_What the task asks_:
Give the count of lines in the records below that contain "Kingdom", with no other words.

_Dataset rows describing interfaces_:
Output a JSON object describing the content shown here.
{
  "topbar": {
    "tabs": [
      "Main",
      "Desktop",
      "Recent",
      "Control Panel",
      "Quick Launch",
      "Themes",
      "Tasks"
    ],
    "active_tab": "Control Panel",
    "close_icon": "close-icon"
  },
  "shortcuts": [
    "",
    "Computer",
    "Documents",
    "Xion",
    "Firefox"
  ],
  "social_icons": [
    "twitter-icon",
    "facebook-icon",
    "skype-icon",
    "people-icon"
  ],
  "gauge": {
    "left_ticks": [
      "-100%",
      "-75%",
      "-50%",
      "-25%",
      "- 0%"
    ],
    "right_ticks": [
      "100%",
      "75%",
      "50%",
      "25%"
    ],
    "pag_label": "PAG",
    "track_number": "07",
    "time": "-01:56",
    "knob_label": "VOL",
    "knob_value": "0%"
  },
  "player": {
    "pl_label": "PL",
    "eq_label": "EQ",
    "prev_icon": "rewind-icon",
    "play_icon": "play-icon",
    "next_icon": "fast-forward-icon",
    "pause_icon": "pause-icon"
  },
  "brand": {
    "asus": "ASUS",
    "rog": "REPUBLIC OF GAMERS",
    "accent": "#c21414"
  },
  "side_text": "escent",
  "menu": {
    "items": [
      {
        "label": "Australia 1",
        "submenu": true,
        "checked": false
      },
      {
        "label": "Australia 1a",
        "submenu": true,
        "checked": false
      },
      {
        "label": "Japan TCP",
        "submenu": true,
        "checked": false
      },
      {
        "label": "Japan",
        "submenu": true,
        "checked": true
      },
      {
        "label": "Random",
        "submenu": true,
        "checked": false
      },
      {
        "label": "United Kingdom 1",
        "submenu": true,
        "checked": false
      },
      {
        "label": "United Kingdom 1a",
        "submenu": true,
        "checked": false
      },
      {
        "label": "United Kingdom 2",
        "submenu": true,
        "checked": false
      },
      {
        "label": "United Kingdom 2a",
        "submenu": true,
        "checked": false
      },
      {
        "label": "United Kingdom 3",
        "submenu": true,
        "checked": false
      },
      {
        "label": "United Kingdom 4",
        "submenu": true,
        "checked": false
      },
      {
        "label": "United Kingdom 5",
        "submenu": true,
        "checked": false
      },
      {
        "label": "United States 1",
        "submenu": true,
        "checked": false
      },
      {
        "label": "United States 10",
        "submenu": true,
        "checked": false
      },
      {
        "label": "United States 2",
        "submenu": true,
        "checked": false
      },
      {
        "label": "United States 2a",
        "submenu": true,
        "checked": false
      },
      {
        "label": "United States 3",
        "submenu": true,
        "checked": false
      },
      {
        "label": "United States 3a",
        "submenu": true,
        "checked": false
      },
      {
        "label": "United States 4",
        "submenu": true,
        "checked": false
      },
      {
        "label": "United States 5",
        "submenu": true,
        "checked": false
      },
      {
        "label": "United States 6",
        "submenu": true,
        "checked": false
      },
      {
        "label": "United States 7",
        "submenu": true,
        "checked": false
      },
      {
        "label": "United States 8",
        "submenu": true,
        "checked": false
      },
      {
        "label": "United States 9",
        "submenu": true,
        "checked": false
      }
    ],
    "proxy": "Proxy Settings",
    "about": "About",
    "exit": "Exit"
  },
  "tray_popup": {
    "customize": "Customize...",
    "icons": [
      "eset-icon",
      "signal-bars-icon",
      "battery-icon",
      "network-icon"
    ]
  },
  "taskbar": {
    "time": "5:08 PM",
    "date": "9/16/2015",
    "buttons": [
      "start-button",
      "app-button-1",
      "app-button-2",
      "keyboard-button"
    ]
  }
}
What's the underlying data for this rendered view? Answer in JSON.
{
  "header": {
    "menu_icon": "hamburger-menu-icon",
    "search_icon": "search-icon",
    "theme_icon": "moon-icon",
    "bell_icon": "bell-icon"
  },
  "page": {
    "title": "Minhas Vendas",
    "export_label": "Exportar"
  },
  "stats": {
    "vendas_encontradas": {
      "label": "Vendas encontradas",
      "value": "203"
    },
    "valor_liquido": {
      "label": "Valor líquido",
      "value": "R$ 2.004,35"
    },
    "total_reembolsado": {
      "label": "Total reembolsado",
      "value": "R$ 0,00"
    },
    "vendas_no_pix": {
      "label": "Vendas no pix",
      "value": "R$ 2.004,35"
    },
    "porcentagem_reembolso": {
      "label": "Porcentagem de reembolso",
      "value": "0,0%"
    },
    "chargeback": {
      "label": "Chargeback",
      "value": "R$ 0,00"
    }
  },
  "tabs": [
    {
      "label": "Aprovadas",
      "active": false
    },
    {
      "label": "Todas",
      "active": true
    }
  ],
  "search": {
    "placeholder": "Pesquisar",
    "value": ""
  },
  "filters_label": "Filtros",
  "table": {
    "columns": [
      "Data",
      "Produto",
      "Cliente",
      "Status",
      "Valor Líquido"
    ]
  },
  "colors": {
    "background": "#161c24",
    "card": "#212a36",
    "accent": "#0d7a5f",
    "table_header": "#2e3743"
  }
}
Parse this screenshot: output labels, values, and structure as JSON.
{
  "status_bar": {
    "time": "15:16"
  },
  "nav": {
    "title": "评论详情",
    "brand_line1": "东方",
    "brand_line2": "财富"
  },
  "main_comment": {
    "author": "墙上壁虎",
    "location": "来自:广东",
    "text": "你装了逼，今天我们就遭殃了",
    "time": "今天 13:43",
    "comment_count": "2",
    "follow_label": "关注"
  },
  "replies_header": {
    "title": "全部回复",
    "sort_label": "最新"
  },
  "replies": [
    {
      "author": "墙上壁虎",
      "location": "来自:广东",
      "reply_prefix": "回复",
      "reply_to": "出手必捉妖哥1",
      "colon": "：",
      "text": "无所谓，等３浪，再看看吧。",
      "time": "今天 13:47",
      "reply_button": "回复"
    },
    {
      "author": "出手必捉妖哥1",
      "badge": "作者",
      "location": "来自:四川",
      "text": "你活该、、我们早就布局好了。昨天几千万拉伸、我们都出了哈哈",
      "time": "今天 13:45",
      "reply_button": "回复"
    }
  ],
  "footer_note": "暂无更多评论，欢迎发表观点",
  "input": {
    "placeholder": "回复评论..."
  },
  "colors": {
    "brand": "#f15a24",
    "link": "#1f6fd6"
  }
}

_Written answer_:
7